An interesting modern innovation in teaching has been the identification and categorisation of ‘learning styles’. Pupils are assessed and conclusions drawn about which learning style suits them best. The list of learning styles has changed over time, but the ones most commonly mentioned are:
Visual learners: these are pupils who learn through seeing. They tend to learn well through seeing things demonstrated and they often think in pictures.
Auditory learners: these are pupils who learn through hearing and listening. They learn best by participating in discussions and talking things through. It helps them to have things described and explained to them.
Kinaesthetic learners: these are sometimes known as ‘active learners’ – pupils who learn best through moving and doing. They like to touch and manipulate objects and learn well through doing experiments or other physical activities.

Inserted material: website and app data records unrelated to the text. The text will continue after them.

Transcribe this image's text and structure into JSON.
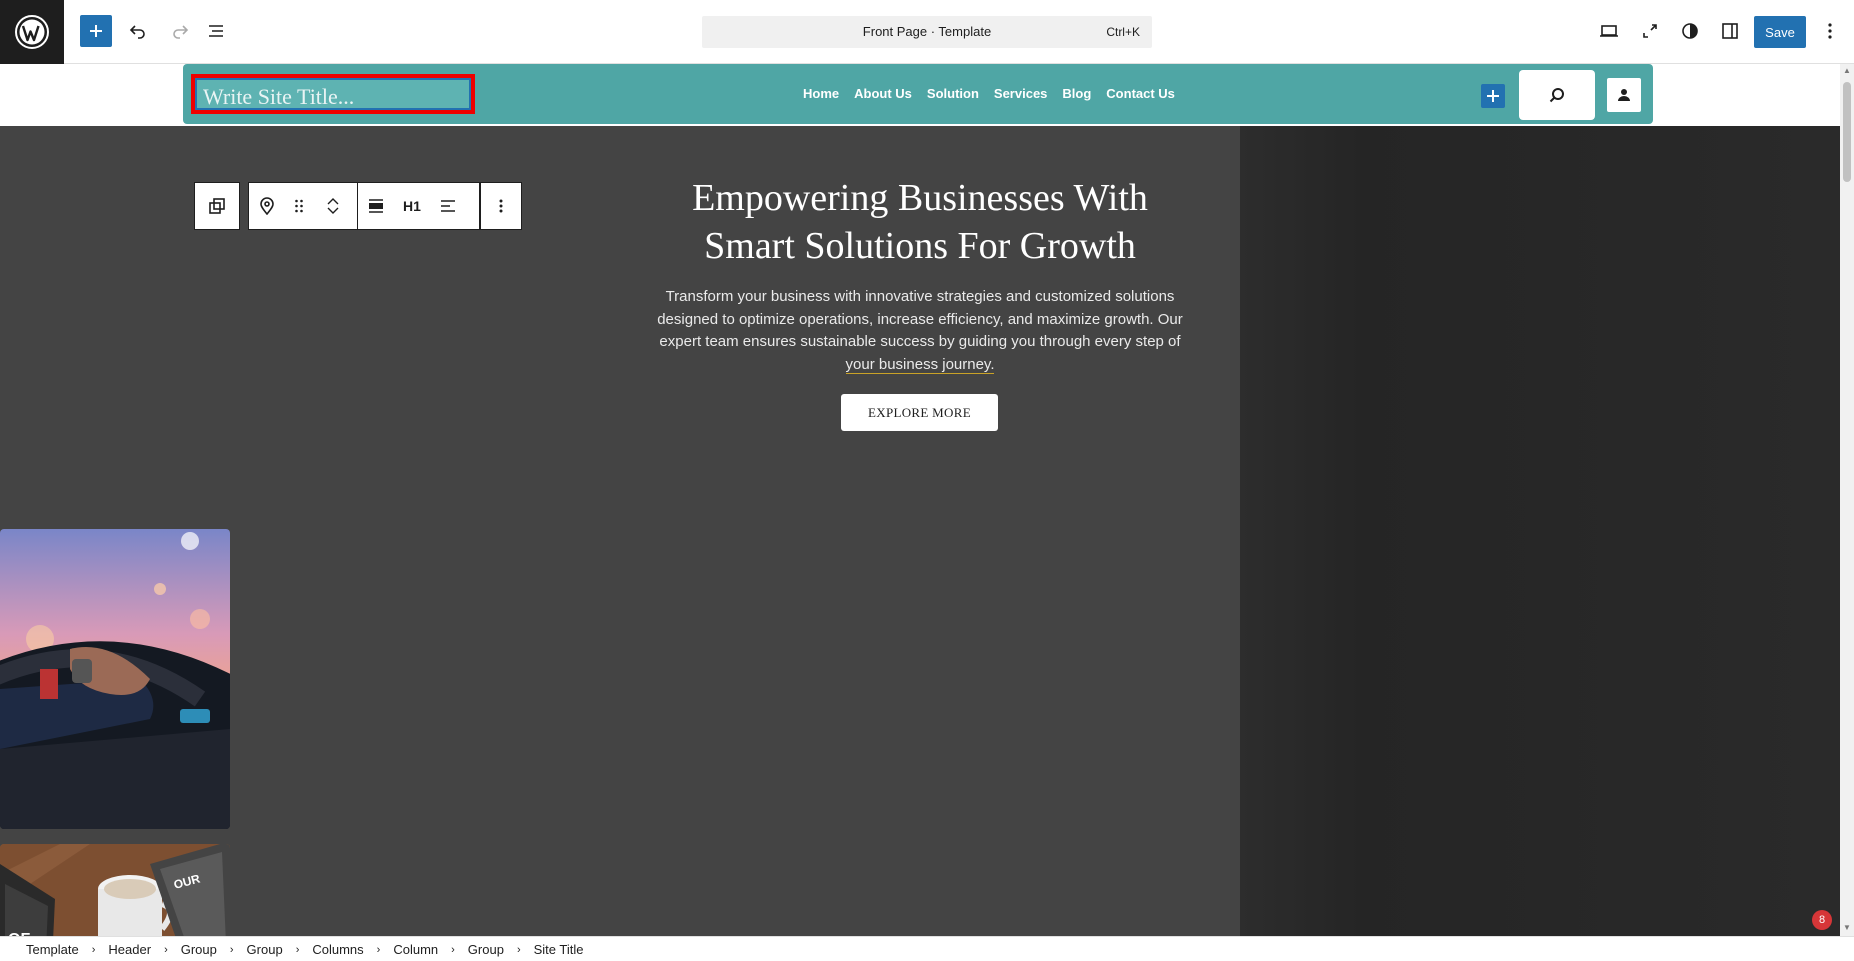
{
  "toolbar": {
    "command_title": "Front Page · Template",
    "command_shortcut": "Ctrl+K",
    "save_label": "Save"
  },
  "header": {
    "site_title_placeholder": "Write Site Title...",
    "nav": [
      "Home",
      "About Us",
      "Solution",
      "Services",
      "Blog",
      "Contact Us"
    ]
  },
  "block_toolbar": {
    "heading_level": "H1"
  },
  "hero": {
    "title_line1": "Empowering Businesses With",
    "title_line2": "Smart Solutions For Growth",
    "text_line1": "Transform your business with innovative strategies and customized solutions",
    "text_line2": "designed to optimize operations, increase efficiency, and maximize growth. Our",
    "text_line3": "expert team ensures sustainable success by guiding you through every step of",
    "text_line4": "your business journey.",
    "button_label": "EXPLORE MORE"
  },
  "breadcrumb": [
    "Template",
    "Header",
    "Group",
    "Group",
    "Columns",
    "Column",
    "Group",
    "Site Title"
  ],
  "notification_count": "8",
  "colors": {
    "accent": "#2271b1",
    "header_bg": "#4fa6a5",
    "hero_bg": "#444444",
    "selection": "#ee0000"
  }
}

The first thing to note is not to panic if your child does not appear to fall neatly into any of these categories! Many children learn well in more than one of the ways above, and they may not show a particular preference. The learning styles, then, should be seen as a broad indication of how a child might learn best, rather than a prescriptive formula.
Teachers nowadays are taught to diversify their lessons by making sure they appeal to children with a variety of different learning styles. This is in some ways a very positive development: historical approaches to teaching, with children lined up in rows being lectured by a teacher, did not accommodate the learning styles of many children, particularly kinaesthetic learners, and made it difficult for them to progress academically. However, for some children, especially those who learn well in traditional ways, this new approach may not be so positive. I remember sitting through Chemistry and Physics lessons, bored half to death during the various experiments and demonstrations conducted by the teachers. I learn well in an extremely traditional way: I actually like sitting at a desk, listening to a teacher talking about a subject, and making notes. So the bits of lessons aimed at kinaesthetic learners did absolutely nothing for me, and for me the time was wasted.
This is where tutoring comes in. During their first few lessons with your child, a tutor can assess not only their strengths and weaknesses in terms of subject knowledge and skills; they can also assess their preferred learning styles. As discussed above, this isn’t a rigid categorisation of your child as preferring one, and only one, of the styles listed above; it is a more holistic understanding of your child as a learner, and the various learning strategies which may or may not work well for them. So for me, a tutor would figure out pretty quickly that ‘hands-on learning’ wouldn’t progress my knowledge at all; but a conversation about a subject, led by the tutor, would always help. The tutor can then focus entirely on the approaches that work well for me, rather than needing to diversify their approach to cater to an entire class.
If your child feels that the learning strategies adopted by the teachers are not working well for them, and they feel like they are wasting time in lessons, try private tuition. Our tutors will adapt to the particular learning styles and approaches which work best for your child, in order to help them make rapid progress.